    A child’s mind is flexible and sponge like, it’s eager to soak up knowledge and is quite capable of making informed decisions, with positive guidance, there is absolutely no need to brainwash children with rubbish, but that is what governments, churches, schools etc do, brainwash, lies, fantasies, if ya can keep your children away from that madness, ya will have a balanced child.

    …..none of it has worked out well for populations worldwide, as we clearly see on a daily basis, the degradation of children’s lives is total.

    Like

  27. Gabriel December 27, 2016 at 10:19 AM #

    The English and the US media,visual and print are going overboard on deifying the queer George Michael.Its bloody sickening how even DLPTV last night news carried an extended copy of what CNN threw up on this pervert.This is the stuff to ensure your kids do not follow.It is repugnant to read of the horrors the Catholic Church has just been accused of in Argentina and it is said Francis knew about these criminal priests since 2014.Its enough to make one vomit.

    Like

  28. Bush Tea December 27, 2016 at 10:37 AM #

    Well said Gabriel.

    Like

  29. Vincent Haynes December 27, 2016 at 10:59 AM #

    Ah the homophobes…….one too loves these religous zealots,who are steeped in the hypocrisy of their beliefs on the one hand their god made everything so it must be good and serve a usefull purpose.then on the other hand just to confuse matters he created the devil who serves to negate everything he made…..go figure.

    Like

Join in the discussion, you never know how expressing your view may make a difference.

Fill in your details below or click an icon to log in:

WordPress.com Logo

You are commenting using your WordPress.com account. Log Out / Change )

Twitter picture

You are commenting using your Twitter account. Log Out / Change )

Facebook photo

You are commenting using your Facebook account.
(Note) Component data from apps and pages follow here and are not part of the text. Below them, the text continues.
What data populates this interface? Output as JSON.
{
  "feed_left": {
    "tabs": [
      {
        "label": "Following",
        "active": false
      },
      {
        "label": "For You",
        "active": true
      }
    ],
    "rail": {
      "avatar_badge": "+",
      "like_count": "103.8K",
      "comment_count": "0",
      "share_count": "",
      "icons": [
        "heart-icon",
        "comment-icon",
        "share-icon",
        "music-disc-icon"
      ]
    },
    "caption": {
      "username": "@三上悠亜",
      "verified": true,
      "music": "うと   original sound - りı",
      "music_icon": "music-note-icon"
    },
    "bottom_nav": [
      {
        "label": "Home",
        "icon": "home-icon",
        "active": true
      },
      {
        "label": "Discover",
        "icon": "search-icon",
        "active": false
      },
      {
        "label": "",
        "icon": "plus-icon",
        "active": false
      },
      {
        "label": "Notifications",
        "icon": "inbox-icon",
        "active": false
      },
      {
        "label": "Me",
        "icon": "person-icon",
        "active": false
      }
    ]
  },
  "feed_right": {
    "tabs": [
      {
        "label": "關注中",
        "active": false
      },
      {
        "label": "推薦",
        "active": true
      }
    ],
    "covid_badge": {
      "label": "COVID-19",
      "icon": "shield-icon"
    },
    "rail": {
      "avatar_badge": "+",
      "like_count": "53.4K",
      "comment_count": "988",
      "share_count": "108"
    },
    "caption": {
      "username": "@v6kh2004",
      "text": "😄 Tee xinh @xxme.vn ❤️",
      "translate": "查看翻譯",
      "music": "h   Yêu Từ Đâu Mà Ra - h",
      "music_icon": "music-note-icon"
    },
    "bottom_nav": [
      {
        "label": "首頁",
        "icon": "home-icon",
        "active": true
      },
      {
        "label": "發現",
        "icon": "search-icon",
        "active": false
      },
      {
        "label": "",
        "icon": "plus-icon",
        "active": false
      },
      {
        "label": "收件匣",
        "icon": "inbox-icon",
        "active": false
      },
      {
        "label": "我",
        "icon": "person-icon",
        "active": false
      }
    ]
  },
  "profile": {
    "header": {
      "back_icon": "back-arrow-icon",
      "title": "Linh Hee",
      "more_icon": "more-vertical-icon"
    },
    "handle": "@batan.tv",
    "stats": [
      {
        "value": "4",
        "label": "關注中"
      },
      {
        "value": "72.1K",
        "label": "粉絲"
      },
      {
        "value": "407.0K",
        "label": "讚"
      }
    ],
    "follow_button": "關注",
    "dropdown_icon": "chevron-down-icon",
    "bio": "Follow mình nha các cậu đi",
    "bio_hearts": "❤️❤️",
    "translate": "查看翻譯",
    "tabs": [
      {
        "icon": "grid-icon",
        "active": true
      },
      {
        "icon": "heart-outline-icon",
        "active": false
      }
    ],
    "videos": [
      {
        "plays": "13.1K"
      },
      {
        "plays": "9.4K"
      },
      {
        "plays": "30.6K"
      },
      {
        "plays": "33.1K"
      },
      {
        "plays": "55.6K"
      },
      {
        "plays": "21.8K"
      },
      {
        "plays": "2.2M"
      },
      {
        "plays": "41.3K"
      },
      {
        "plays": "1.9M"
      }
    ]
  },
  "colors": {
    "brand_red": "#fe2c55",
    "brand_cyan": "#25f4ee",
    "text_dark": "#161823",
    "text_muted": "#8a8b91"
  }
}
Log Out / Change )

Google+ photo

You are commenting using your Google+ account. Log Out / Change )

Connecting to %s

%d bloggers like this: